Component data from apps and pages
┌────────

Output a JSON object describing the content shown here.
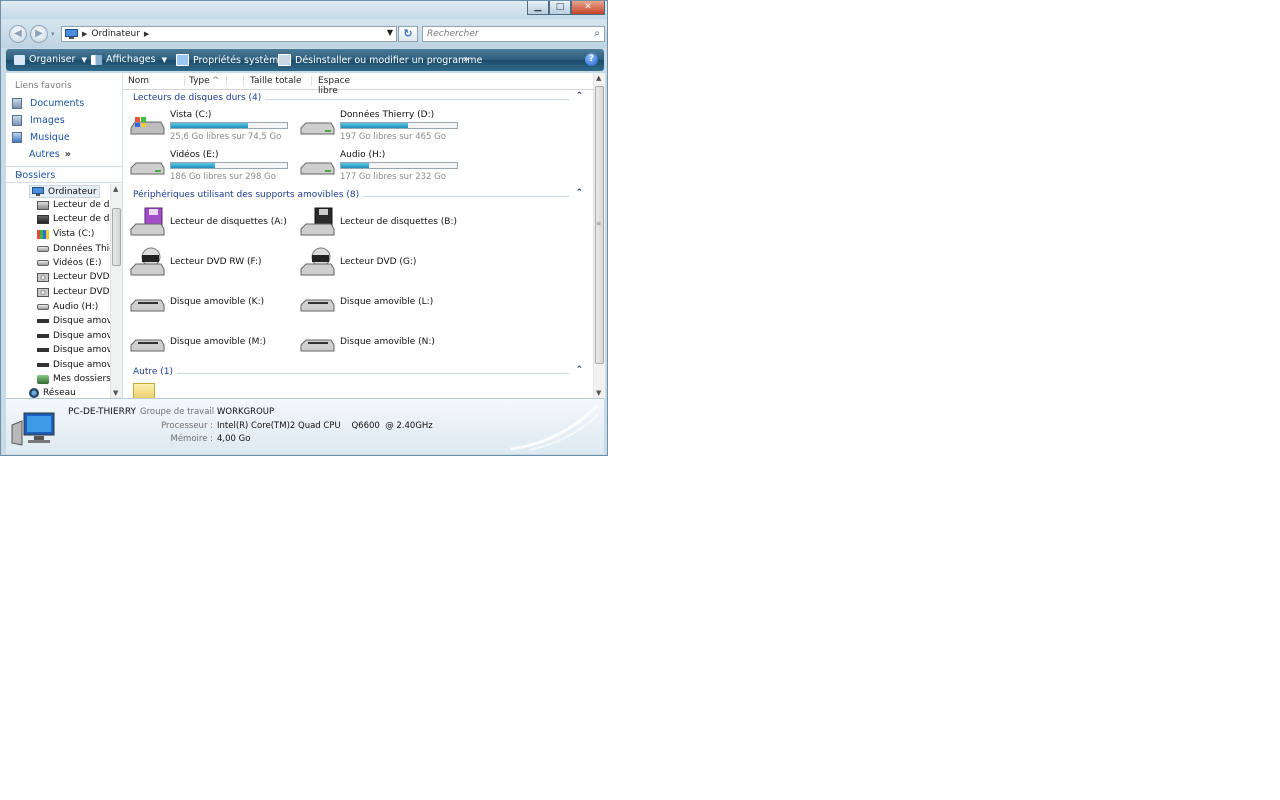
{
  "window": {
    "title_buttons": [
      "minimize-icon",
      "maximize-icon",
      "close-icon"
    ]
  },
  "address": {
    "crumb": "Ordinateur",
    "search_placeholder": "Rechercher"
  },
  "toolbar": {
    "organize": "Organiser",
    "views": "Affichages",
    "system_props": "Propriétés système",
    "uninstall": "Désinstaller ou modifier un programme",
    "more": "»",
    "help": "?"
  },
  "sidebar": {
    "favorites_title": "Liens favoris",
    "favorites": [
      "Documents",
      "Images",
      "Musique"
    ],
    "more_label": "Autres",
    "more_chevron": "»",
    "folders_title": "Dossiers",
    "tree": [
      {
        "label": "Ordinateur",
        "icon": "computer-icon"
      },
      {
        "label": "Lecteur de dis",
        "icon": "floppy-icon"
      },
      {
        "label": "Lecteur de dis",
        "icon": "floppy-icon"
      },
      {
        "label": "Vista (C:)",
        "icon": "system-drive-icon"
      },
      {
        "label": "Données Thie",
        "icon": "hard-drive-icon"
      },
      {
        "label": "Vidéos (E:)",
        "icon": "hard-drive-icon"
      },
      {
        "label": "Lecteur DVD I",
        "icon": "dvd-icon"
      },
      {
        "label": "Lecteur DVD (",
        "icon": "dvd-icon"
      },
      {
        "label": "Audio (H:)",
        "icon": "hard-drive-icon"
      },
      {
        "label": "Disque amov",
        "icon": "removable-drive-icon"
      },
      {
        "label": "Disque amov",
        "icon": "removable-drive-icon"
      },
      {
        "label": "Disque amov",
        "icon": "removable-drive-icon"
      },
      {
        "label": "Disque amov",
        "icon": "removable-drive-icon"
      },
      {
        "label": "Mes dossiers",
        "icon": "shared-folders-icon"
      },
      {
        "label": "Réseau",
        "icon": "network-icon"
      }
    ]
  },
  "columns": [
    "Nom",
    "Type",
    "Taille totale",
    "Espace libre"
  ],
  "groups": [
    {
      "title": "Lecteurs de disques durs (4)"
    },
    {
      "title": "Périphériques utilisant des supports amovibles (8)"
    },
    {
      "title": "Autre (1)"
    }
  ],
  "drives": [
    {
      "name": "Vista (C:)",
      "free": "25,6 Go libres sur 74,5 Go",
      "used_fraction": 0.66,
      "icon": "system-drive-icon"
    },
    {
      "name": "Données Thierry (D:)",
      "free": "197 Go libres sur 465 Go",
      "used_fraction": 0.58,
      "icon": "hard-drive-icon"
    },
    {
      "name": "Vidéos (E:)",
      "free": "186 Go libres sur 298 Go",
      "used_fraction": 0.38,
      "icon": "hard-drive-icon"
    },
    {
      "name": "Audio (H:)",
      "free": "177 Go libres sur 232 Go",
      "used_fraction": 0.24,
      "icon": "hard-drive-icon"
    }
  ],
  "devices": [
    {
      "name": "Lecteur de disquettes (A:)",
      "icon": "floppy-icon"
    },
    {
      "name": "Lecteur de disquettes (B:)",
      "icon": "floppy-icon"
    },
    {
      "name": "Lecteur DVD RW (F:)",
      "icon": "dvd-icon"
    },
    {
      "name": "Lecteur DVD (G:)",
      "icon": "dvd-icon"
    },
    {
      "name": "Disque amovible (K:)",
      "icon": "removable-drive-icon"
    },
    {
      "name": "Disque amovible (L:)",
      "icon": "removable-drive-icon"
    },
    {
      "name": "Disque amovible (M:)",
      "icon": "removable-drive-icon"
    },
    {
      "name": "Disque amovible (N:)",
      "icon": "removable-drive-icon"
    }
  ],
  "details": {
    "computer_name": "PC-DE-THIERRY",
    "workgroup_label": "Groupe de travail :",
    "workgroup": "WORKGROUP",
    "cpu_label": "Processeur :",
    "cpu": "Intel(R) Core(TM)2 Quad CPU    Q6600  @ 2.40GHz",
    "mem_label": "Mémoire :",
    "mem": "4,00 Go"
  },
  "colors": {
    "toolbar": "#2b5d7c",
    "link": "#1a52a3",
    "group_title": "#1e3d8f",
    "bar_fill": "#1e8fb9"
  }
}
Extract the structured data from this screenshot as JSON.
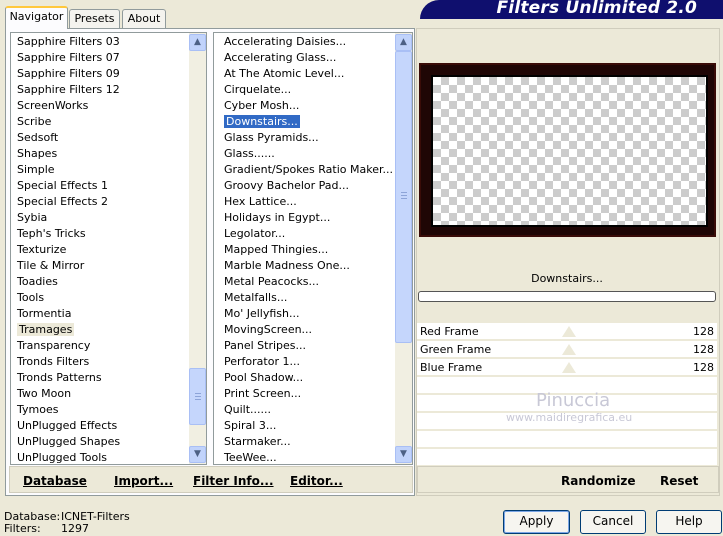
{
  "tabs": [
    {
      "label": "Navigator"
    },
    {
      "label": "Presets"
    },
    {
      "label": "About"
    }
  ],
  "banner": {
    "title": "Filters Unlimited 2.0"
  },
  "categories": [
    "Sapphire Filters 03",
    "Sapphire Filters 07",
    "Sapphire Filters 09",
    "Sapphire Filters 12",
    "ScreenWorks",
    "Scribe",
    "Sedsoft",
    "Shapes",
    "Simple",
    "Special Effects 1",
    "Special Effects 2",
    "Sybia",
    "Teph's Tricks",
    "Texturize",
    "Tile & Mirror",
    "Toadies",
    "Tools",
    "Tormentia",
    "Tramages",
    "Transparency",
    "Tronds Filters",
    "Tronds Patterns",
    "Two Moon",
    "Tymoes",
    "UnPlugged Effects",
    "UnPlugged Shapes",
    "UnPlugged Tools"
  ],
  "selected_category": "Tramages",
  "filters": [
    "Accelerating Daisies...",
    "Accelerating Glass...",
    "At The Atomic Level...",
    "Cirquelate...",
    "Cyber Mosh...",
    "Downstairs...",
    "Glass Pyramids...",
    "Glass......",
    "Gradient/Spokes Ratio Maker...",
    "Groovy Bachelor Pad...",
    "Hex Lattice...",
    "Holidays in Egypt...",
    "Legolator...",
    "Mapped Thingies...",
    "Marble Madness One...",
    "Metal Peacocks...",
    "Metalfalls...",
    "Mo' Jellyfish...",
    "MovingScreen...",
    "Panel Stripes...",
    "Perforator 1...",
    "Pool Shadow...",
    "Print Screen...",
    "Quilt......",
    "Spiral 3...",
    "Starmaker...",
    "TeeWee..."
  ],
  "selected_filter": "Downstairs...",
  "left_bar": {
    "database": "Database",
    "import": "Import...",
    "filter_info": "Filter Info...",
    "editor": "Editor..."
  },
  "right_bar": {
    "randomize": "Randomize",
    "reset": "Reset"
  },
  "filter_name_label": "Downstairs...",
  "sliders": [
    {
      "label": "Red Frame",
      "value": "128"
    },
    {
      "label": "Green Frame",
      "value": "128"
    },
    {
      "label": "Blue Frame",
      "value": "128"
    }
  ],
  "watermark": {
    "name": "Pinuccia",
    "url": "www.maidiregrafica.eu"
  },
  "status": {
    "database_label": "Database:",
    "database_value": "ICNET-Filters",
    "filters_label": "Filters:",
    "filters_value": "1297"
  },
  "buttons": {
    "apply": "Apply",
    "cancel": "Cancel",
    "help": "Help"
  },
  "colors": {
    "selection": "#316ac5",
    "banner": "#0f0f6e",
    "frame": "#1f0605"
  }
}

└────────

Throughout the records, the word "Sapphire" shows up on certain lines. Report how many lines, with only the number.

4